ANTHON, Iowa (KCAU) — You might’ve heard about Japanese Kobe beef, or Wagyu, but right here in Siouxland, the Feddersens in Anthon, Iowa are growing the best tasting Wagyu beef in the United States.
It starts every day around 6 A.M.
“You want 3/4 of the animals to come up. Walk up to the bunk and eat, we don’t want them to rush and pile up. Go up, check the pens, make sure every animal is walking. Makes sure there’s water in the water tank. And then make sure the bunk’s completely empty. Clean water makes them consume more. If you don’t have clean water, you’ll see the consumption on their feed go down,” said Brad Feddersen, of Feddersen USA Wagyu.
It’s the attention to detail and making sure the feeding process is at the same time, in the same way, every day that makes these cows so happy and healthy.
“Consistency is probably the number one thing for any animal. Same time, every day. No matter if it rains, snows … if it snows, you better get up and move the snow. Doesn’t matter if it’s 3 o’clock in the morning. Make sure the snow is moved. Get those cattle fed at 6 or 7 o’clock,” said Fedderson.
Brad and Shawna Feddersen said it isn’t easy balancing work, life on the farm, and raising their two children, who also enjoy helping out.
“It’s a hard thing to do because you want to be able to provide your family with the tangible things, that don’t mean anything. But you want them to have a good life. And it’s a hard balance. It’s good to have your kids, and then take care of that farm.” said Brad Fedderson.
Last month, their Wagyu ribeye took home the national title of grand reserve champion in the triple crown steak challenge. Their product won best taste, tenderness, and health benefits.
“With Wagyu, you hear a lot of talk about marbling. That’s the intermuscular fat. And you can see the little lines. They kind of judge it and grade it on the color of the fat. The whiter, the better. And the fineness of the marble, versus bigger chunks. This is a good example of really fine marbling, high quality. And all those things lend to tenderness and taste,” said Shawna Feddersen.
The family said growing an award-winning product all starts with having a relaxed cow in the field. There are hundreds of cattle feeders across the state of Iowa but here at Feddersen’s, the key to keeping their cows relaxed and happy is these horses.
“Using horses, they’ll come right up to the horse, you can walk them in, they’re not running. On foot, or on a four-wheeler, it gets them amped up. So it’s another expense you have with Wagyu’s … with the horse, and tack … it’s not cheap. But if you want to maintain the quality of meat you’re getting … that’s why we’re hitting the goals we’re hitting,” said Brad Feddersen.
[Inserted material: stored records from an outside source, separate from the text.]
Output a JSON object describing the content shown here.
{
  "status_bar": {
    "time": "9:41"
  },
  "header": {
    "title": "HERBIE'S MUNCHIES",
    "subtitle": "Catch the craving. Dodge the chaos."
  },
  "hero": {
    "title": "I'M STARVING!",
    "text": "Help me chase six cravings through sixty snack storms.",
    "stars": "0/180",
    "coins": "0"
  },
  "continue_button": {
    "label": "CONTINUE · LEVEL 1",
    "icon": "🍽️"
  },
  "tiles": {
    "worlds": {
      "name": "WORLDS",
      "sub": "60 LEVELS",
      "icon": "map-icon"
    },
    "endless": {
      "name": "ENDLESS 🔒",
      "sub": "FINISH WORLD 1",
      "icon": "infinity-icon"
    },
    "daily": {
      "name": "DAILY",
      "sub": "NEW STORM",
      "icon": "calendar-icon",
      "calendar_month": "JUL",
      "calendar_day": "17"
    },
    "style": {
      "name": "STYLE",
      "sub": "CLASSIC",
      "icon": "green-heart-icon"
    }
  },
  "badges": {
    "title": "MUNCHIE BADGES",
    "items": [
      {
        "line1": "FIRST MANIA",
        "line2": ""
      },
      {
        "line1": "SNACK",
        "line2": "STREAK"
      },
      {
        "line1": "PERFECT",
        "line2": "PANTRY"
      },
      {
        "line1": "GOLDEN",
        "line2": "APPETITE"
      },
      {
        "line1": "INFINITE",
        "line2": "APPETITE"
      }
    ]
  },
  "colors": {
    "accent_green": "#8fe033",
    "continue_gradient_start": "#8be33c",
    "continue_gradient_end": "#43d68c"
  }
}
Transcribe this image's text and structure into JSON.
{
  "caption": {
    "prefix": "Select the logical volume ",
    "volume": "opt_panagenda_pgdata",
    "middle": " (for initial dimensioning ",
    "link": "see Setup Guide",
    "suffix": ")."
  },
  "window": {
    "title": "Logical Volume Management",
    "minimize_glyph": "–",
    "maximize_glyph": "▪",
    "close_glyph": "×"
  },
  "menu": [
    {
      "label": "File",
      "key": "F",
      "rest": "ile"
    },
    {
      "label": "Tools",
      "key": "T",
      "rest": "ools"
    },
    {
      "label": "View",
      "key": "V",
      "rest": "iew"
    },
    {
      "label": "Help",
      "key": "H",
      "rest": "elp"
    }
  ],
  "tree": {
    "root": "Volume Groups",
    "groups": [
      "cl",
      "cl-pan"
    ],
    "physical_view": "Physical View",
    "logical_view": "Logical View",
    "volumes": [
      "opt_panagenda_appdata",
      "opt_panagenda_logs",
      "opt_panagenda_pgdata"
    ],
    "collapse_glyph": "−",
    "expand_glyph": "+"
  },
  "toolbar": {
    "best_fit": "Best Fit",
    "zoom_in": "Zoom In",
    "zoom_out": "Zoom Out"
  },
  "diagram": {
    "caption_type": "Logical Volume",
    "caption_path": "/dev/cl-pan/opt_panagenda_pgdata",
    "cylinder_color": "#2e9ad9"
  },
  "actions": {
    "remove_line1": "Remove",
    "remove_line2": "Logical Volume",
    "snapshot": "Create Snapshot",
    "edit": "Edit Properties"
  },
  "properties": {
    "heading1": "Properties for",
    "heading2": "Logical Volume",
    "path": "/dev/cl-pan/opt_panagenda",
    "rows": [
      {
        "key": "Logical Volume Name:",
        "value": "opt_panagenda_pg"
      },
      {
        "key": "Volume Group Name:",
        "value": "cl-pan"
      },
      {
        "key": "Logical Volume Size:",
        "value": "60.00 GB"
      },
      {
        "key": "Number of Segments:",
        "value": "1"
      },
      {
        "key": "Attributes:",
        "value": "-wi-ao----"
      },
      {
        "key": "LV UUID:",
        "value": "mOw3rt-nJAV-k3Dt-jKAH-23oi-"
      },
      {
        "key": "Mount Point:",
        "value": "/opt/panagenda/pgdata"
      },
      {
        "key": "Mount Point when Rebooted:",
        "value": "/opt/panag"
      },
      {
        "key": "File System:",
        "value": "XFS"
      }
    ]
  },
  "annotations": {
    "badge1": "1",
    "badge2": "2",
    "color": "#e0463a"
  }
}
And if you’re thinking, why would a family farm in Anthon be inspired to break into the national Wagyu beef market, Brad Feddersen asks: why not?
“They go, ‘Iowa, Wagyu, from Iowa?’ I go, ‘Where else is it gonna come from?’ We’ve got the best grain here, the best hay. We’ve got the distilleries.” said Feddersen “I’m proud to produce it right here. These guys really don’t know what they’re getting.”
Because before the pandemic, Brad said his cows were fetching thousands of dollars each, with the cuts of steak selling for more than $100 at restaurantsIn cities like New York and Los Angeles.
“So the cattle were leaving. We sold them as live cattle to a buyer. And then they went off to restaurants in big cities. And so we had a load go out in January, a load go out in February. We were all excited. After two years of taking care of them, it was happening. We’re finally getting some money back. Yay. And then COVID hit. And all the restaurants closed. So no more buying cattle. So Brad’s like, “What are we going to do?”We’re feeding them every day, this isn’t like a shoe you can put on the shelf,” said Shawna Feddersen.
So they went online.
Shawna works full time for Acer, formerly Gateway Computers, so the internet was no stranger to her, but she said diving into the world of website building, marketing and online sales was no easy task.
But they say it’s paid off, and in addition to selling their product online and shipping across the country, the family is now selling their product directly to Siouxlanders.
“For the holidays, the Sioux City Downtown Partners put together a Small Business Market on Saturdays, where businesses are letting small businesses like us use their space,” said Shawna Feddersen
So if you’d like to check out Feddersen USA Wagyu, along with other local small businesses, they’ll be at 310 Virginia street on the Saturdays between now and Christmas, from 10 a.m. to 2 p.m.